#### Entries supplied:

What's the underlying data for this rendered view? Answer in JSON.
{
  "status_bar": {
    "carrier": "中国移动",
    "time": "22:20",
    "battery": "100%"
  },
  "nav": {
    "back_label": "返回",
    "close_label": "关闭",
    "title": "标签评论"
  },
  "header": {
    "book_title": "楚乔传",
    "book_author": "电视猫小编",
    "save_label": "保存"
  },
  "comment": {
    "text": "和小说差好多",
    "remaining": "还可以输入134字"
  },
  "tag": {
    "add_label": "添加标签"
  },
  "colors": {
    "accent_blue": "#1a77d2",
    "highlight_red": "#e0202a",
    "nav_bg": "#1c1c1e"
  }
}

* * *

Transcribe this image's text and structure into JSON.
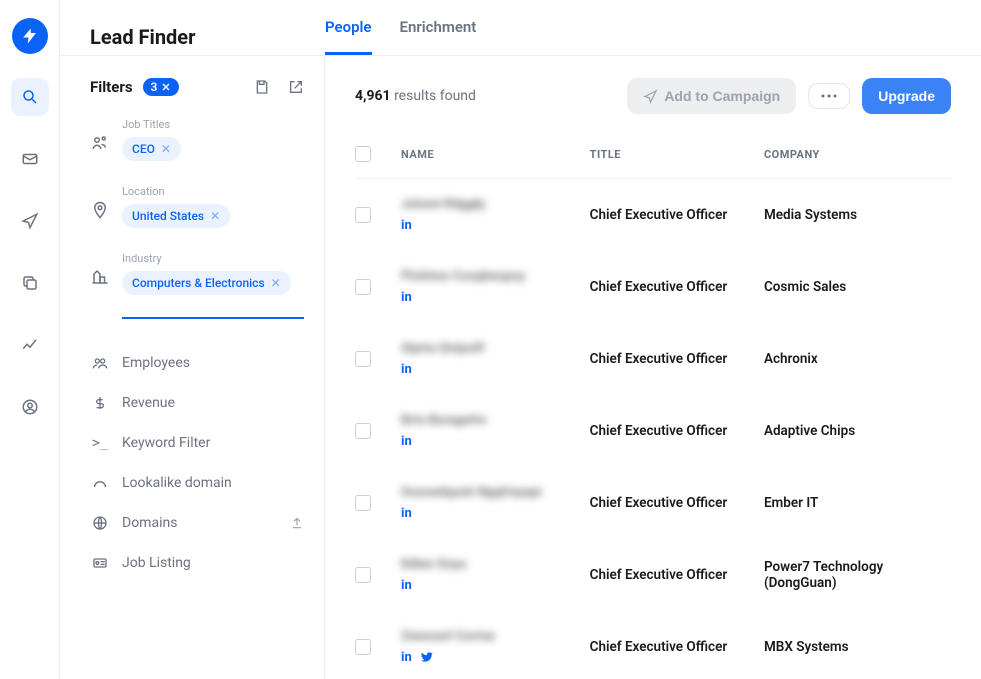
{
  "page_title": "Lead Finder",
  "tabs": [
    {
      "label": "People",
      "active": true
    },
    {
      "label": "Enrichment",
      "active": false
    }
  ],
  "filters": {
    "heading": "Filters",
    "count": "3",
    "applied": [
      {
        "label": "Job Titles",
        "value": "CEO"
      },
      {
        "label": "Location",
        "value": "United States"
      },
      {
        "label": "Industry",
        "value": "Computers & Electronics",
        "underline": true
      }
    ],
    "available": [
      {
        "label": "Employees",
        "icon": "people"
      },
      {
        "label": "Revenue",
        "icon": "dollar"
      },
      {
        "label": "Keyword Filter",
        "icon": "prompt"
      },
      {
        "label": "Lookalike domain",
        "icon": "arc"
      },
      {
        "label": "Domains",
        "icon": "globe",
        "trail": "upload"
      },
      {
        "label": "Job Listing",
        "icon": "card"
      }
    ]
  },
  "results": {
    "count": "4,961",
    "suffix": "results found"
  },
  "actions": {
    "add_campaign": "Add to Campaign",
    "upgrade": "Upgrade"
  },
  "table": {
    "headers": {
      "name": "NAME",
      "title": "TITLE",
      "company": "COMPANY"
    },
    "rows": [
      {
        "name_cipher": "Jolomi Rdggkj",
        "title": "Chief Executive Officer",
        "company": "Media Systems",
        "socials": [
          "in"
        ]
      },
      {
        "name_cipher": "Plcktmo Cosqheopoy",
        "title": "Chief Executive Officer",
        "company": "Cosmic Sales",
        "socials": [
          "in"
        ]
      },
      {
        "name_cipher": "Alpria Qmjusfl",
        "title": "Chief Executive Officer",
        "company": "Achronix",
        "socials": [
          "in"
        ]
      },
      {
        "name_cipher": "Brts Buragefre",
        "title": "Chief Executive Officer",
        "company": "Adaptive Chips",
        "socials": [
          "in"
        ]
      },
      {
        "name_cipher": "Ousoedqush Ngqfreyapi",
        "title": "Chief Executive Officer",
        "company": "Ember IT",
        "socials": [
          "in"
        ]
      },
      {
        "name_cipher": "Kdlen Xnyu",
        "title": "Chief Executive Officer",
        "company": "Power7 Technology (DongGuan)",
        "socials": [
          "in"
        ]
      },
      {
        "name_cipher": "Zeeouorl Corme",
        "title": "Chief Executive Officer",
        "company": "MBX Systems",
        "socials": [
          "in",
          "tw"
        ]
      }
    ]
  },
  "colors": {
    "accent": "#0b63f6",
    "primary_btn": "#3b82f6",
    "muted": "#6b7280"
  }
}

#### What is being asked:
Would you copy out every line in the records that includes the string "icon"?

#### Answer to this problem:
        "icon": "people"
        "icon": "dollar"
        "icon": "prompt"
        "icon": "arc"
        "icon": "globe",
        "icon": "card"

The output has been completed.